● Required work
Among the entries below, find each line with "Systems" and show it.

● App and web page records
----

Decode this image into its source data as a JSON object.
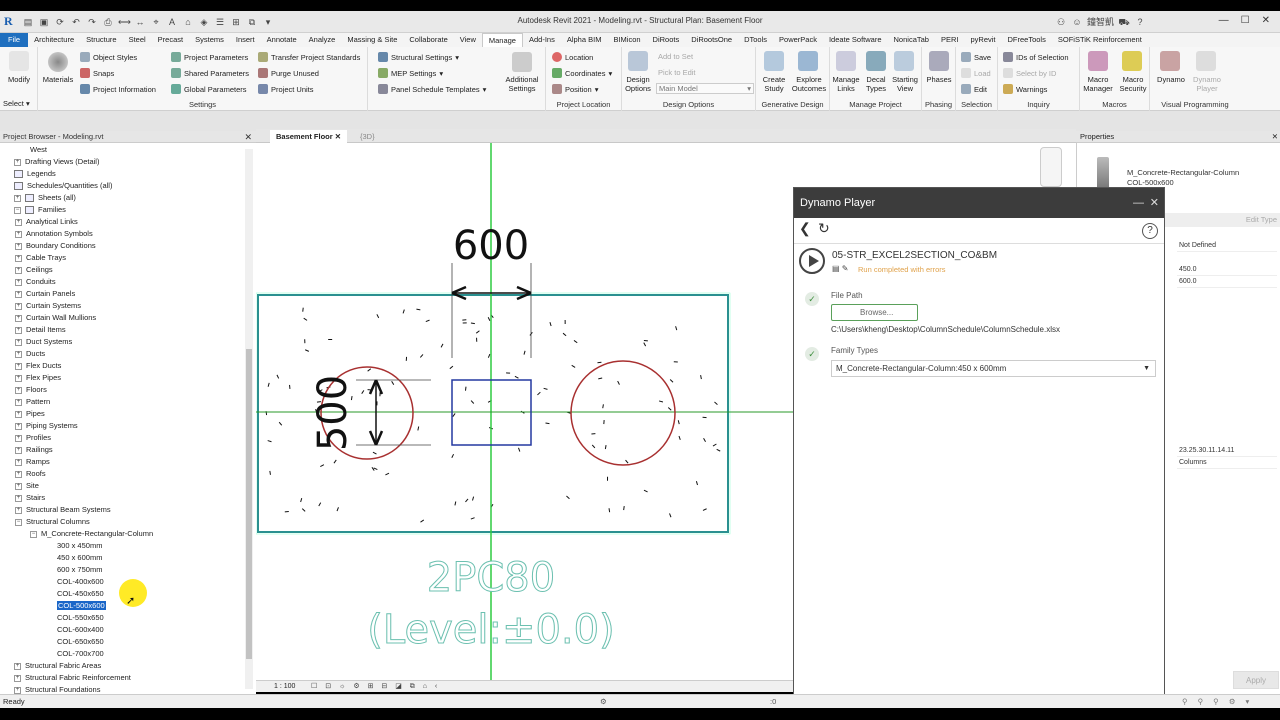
{
  "window": {
    "title": "Autodesk Revit 2021 - Modeling.rvt - Structural Plan: Basement Floor",
    "user": "鐘智凱"
  },
  "menu": [
    "File",
    "Architecture",
    "Structure",
    "Steel",
    "Precast",
    "Systems",
    "Insert",
    "Annotate",
    "Analyze",
    "Massing & Site",
    "Collaborate",
    "View",
    "Manage",
    "Add-Ins",
    "Alpha BIM",
    "BIMicon",
    "DiRoots",
    "DiRootsOne",
    "DTools",
    "PowerPack",
    "Ideate Software",
    "NonicaTab",
    "PERI",
    "pyRevit",
    "DFreeTools",
    "SOFiSTiK Reinforcement"
  ],
  "ribbon": {
    "modify": "Modify",
    "select": "Select",
    "materials": "Materials",
    "settings": {
      "object_styles": "Object  Styles",
      "snaps": "Snaps",
      "project_information": "Project  Information",
      "project_parameters": "Project  Parameters",
      "shared_parameters": "Shared  Parameters",
      "global_parameters": "Global  Parameters",
      "transfer_standards": "Transfer  Project Standards",
      "purge_unused": "Purge  Unused",
      "project_units": "Project  Units",
      "label": "Settings"
    },
    "structural_settings": "Structural  Settings",
    "mep_settings": "MEP  Settings",
    "panel_schedule_templates": "Panel Schedule  Templates",
    "additional_settings": "Additional Settings",
    "project_location": {
      "location": "Location",
      "coordinates": "Coordinates",
      "position": "Position",
      "label": "Project Location"
    },
    "design_options": {
      "design_options": "Design Options",
      "add_to_set": "Add to Set",
      "pick_to_edit": "Pick to Edit",
      "main_model": "Main Model",
      "label": "Design Options"
    },
    "generative_design": {
      "create_study": "Create Study",
      "explore_outcomes": "Explore Outcomes",
      "label": "Generative Design"
    },
    "manage_project": {
      "manage_links": "Manage Links",
      "decal_types": "Decal Types",
      "starting_view": "Starting View",
      "label": "Manage Project"
    },
    "phasing": {
      "phases": "Phases",
      "label": "Phasing"
    },
    "selection": {
      "save": "Save",
      "load": "Load",
      "edit": "Edit",
      "label": "Selection"
    },
    "inquiry": {
      "ids_of_selection": "IDs of  Selection",
      "select_by_id": "Select  by ID",
      "warnings": "Warnings",
      "label": "Inquiry"
    },
    "macros": {
      "macro_manager": "Macro Manager",
      "macro_security": "Macro Security",
      "label": "Macros"
    },
    "visual_programming": {
      "dynamo": "Dynamo",
      "dynamo_player": "Dynamo Player",
      "label": "Visual Programming"
    }
  },
  "project_browser": {
    "title": "Project Browser - Modeling.rvt",
    "items": [
      {
        "text": "West",
        "indent": 3,
        "exp": ""
      },
      {
        "text": "Drafting Views (Detail)",
        "indent": 1,
        "exp": "+"
      },
      {
        "text": "Legends",
        "indent": 1,
        "exp": "i"
      },
      {
        "text": "Schedules/Quantities (all)",
        "indent": 1,
        "exp": "i"
      },
      {
        "text": "Sheets (all)",
        "indent": 1,
        "exp": "+i"
      },
      {
        "text": "Families",
        "indent": 1,
        "exp": "-i"
      },
      {
        "text": "Analytical Links",
        "indent": 2,
        "exp": "+"
      },
      {
        "text": "Annotation Symbols",
        "indent": 2,
        "exp": "+"
      },
      {
        "text": "Boundary Conditions",
        "indent": 2,
        "exp": "+"
      },
      {
        "text": "Cable Trays",
        "indent": 2,
        "exp": "+"
      },
      {
        "text": "Ceilings",
        "indent": 2,
        "exp": "+"
      },
      {
        "text": "Conduits",
        "indent": 2,
        "exp": "+"
      },
      {
        "text": "Curtain Panels",
        "indent": 2,
        "exp": "+"
      },
      {
        "text": "Curtain Systems",
        "indent": 2,
        "exp": "+"
      },
      {
        "text": "Curtain Wall Mullions",
        "indent": 2,
        "exp": "+"
      },
      {
        "text": "Detail Items",
        "indent": 2,
        "exp": "+"
      },
      {
        "text": "Duct Systems",
        "indent": 2,
        "exp": "+"
      },
      {
        "text": "Ducts",
        "indent": 2,
        "exp": "+"
      },
      {
        "text": "Flex Ducts",
        "indent": 2,
        "exp": "+"
      },
      {
        "text": "Flex Pipes",
        "indent": 2,
        "exp": "+"
      },
      {
        "text": "Floors",
        "indent": 2,
        "exp": "+"
      },
      {
        "text": "Pattern",
        "indent": 2,
        "exp": "+"
      },
      {
        "text": "Pipes",
        "indent": 2,
        "exp": "+"
      },
      {
        "text": "Piping Systems",
        "indent": 2,
        "exp": "+"
      },
      {
        "text": "Profiles",
        "indent": 2,
        "exp": "+"
      },
      {
        "text": "Railings",
        "indent": 2,
        "exp": "+"
      },
      {
        "text": "Ramps",
        "indent": 2,
        "exp": "+"
      },
      {
        "text": "Roofs",
        "indent": 2,
        "exp": "+"
      },
      {
        "text": "Site",
        "indent": 2,
        "exp": "+"
      },
      {
        "text": "Stairs",
        "indent": 2,
        "exp": "+"
      },
      {
        "text": "Structural Beam Systems",
        "indent": 2,
        "exp": "+"
      },
      {
        "text": "Structural Columns",
        "indent": 2,
        "exp": "-"
      },
      {
        "text": "M_Concrete-Rectangular-Column",
        "indent": 3,
        "exp": "-"
      },
      {
        "text": "300 x 450mm",
        "indent": 4,
        "exp": ""
      },
      {
        "text": "450 x 600mm",
        "indent": 4,
        "exp": ""
      },
      {
        "text": "600 x 750mm",
        "indent": 4,
        "exp": ""
      },
      {
        "text": "COL-400x600",
        "indent": 4,
        "exp": ""
      },
      {
        "text": "COL-450x650",
        "indent": 4,
        "exp": ""
      },
      {
        "text": "COL-500x600",
        "indent": 4,
        "exp": "",
        "selected": true
      },
      {
        "text": "COL-550x650",
        "indent": 4,
        "exp": ""
      },
      {
        "text": "COL-600x400",
        "indent": 4,
        "exp": ""
      },
      {
        "text": "COL-650x650",
        "indent": 4,
        "exp": ""
      },
      {
        "text": "COL-700x700",
        "indent": 4,
        "exp": ""
      },
      {
        "text": "Structural Fabric Areas",
        "indent": 1,
        "exp": "+"
      },
      {
        "text": "Structural Fabric Reinforcement",
        "indent": 1,
        "exp": "+"
      },
      {
        "text": "Structural Foundations",
        "indent": 1,
        "exp": "+"
      }
    ]
  },
  "view_tabs": {
    "active": "Basement Floor",
    "other": "{3D}"
  },
  "drawing": {
    "dim_horizontal": "600",
    "dim_vertical": "500",
    "tag_line1": "2PC80",
    "tag_line2": "(Level:±0.0)"
  },
  "view_bar": {
    "scale": "1 : 100"
  },
  "properties": {
    "title": "Properties",
    "family": "M_Concrete-Rectangular-Column",
    "type": "COL-500x600",
    "edit_type": "Edit Type",
    "values": [
      "Not Defined",
      "450.0",
      "600.0",
      "23.25.30.11.14.11",
      "Columns"
    ],
    "apply": "Apply"
  },
  "dynamo_player": {
    "title": "Dynamo Player",
    "script": "05-STR_EXCEL2SECTION_CO&BM",
    "status": "Run completed with errors",
    "file_path_label": "File Path",
    "browse": "Browse...",
    "file_path": "C:\\Users\\kheng\\Desktop\\ColumnSchedule\\ColumnSchedule.xlsx",
    "family_types_label": "Family Types",
    "family_type_value": "M_Concrete-Rectangular-Column:450 x 600mm",
    "status_color": "#e0a24b"
  },
  "status_bar": {
    "text": "Ready"
  }
}
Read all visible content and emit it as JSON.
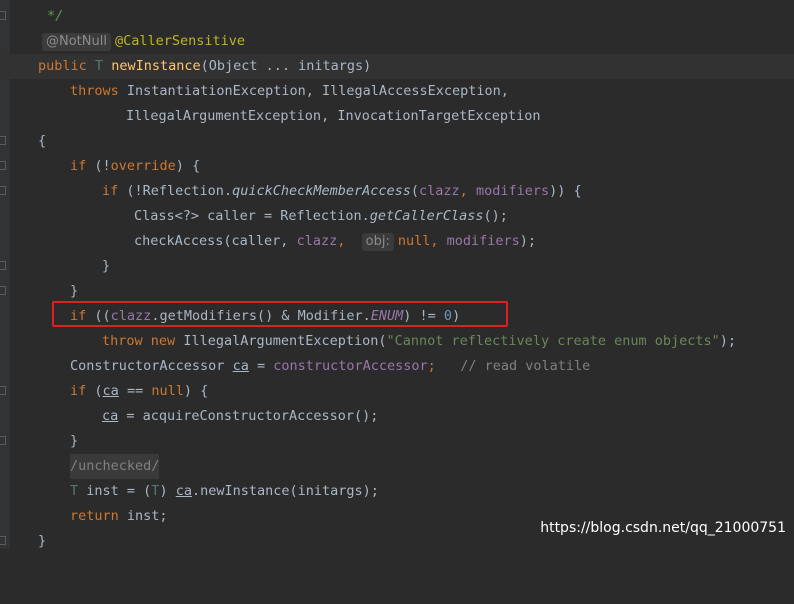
{
  "code": {
    "comment_end": "*/",
    "annotation_hint": "@NotNull",
    "annotation": "@CallerSensitive",
    "kw_public": "public",
    "type_param_T": "T",
    "method_name": "newInstance",
    "sig_params": "(Object ... initargs)",
    "kw_throws": "throws",
    "throws_line1": "InstantiationException, IllegalAccessException,",
    "throws_line2": "IllegalArgumentException, InvocationTargetException",
    "brace_open": "{",
    "brace_close": "}",
    "kw_if": "if",
    "if_override_open": "(!",
    "override_field": "override",
    "if_override_close": ") {",
    "if_reflect_open": "(!Reflection.",
    "quick_check": "quickCheckMemberAccess",
    "paren_open": "(",
    "clazz": "clazz",
    "comma": ",",
    "modifiers": "modifiers",
    "if_reflect_close": ")) {",
    "class_decl": "Class<?> caller = Reflection.",
    "get_caller_class": "getCallerClass",
    "call_end": "();",
    "check_access": "checkAccess(caller,",
    "param_hint": "obj:",
    "kw_null": "null",
    "check_access_end": ");",
    "if_enum_open": "((",
    "get_modifiers": ".getModifiers() & Modifier.",
    "enum_const": "ENUM",
    "enum_neq": ") != ",
    "zero": "0",
    "close_paren": ")",
    "kw_throw": "throw",
    "kw_new": "new",
    "illegal_arg": "IllegalArgumentException(",
    "enum_message": "\"Cannot reflectively create enum objects\"",
    "ctor_accessor_type": "ConstructorAccessor",
    "var_ca": "ca",
    "assign": " = ",
    "constructor_accessor_field": "constructorAccessor",
    "semicolon": ";",
    "read_volatile": "// read volatile",
    "if_ca_eq": " == ",
    "if_ca_close": ") {",
    "acquire_call": " = acquireConstructorAccessor();",
    "unchecked": "/unchecked/",
    "inst_decl": " inst = (",
    "inst_cast_close": ") ",
    "new_instance_call": ".newInstance(initargs);",
    "kw_return": "return",
    "return_inst": " inst;"
  },
  "watermark": "https://blog.csdn.net/qq_21000751",
  "colors": {
    "background": "#2b2b2b",
    "keyword": "#cc7832",
    "method": "#ffc66d",
    "annotation": "#bbb529",
    "field": "#9876aa",
    "string": "#6a8759",
    "number": "#6897bb",
    "comment": "#808080",
    "highlight_box": "#e0201f"
  }
}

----

● Task output
    "Systems",
        "text": "Curtain Systems",
        "text": "Duct Systems",
        "text": "Piping Systems",
        "text": "Structural Beam Systems",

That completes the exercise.